What this task involves: The required result is each line of the entries below containing the string "Work".

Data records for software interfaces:
***

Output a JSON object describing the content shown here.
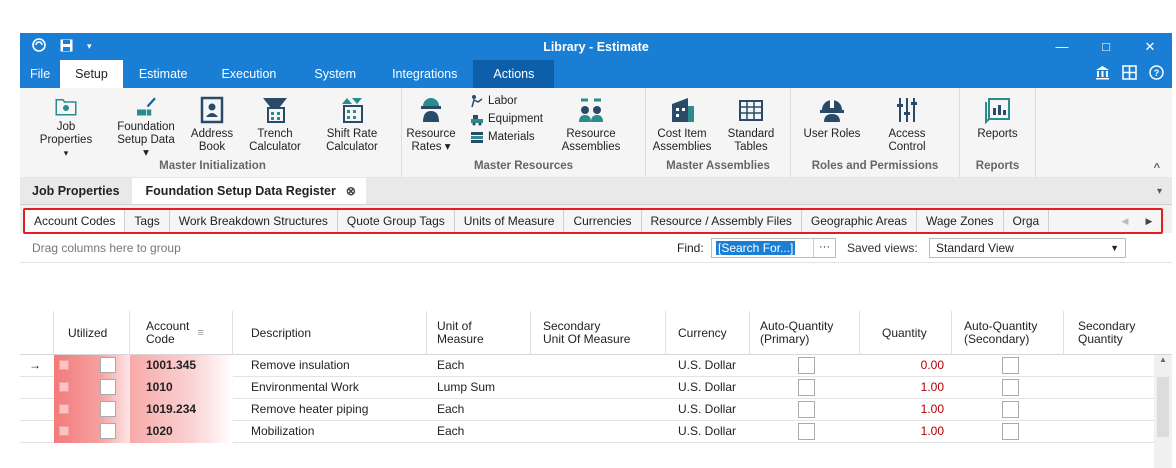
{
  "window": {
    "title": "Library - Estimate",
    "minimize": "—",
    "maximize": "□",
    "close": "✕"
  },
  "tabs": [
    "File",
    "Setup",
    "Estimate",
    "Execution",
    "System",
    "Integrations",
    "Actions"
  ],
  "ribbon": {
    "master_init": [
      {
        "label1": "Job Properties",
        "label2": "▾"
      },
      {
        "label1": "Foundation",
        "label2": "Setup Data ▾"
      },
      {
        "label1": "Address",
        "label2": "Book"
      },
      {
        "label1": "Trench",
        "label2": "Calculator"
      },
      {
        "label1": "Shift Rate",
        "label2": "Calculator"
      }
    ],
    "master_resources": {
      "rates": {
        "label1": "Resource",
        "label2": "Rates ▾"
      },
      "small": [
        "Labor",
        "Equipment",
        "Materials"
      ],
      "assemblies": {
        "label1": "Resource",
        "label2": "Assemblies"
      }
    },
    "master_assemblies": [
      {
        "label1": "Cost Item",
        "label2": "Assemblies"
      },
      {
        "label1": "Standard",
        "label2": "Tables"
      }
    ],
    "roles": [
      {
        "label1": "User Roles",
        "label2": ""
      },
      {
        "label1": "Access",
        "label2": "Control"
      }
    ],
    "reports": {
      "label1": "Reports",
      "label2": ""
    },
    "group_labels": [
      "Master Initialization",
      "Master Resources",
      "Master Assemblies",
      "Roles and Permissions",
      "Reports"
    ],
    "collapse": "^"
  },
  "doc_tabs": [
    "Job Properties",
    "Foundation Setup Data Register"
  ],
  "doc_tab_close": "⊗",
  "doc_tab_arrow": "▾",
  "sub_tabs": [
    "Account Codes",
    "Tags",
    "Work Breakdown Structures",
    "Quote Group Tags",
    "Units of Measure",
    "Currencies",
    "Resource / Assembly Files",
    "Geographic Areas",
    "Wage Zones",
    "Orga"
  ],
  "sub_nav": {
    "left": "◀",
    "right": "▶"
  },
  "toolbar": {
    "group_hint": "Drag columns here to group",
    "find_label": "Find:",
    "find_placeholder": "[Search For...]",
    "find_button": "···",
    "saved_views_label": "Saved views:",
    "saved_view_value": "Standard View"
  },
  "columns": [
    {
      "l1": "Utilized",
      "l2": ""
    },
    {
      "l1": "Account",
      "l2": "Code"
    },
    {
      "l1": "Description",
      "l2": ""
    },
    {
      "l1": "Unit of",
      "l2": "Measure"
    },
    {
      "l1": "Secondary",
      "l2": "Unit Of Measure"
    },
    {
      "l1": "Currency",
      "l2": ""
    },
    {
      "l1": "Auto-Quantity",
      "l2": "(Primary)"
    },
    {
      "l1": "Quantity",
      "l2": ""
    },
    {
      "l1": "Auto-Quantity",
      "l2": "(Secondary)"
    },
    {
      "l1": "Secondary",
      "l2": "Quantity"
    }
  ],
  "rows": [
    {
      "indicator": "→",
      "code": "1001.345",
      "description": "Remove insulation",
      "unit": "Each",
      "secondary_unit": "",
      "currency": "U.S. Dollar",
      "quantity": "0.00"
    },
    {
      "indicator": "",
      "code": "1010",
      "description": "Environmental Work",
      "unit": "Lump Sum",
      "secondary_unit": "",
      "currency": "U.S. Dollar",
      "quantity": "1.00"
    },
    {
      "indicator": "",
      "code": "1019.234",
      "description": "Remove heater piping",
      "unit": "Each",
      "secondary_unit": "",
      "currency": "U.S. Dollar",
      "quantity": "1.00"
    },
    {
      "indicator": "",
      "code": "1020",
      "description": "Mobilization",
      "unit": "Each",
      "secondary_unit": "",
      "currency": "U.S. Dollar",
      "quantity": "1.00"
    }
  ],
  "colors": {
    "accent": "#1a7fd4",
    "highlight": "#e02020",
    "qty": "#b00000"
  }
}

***

Answer for this exercise:
    "Work Breakdown Structures",
      "description": "Environmental Work",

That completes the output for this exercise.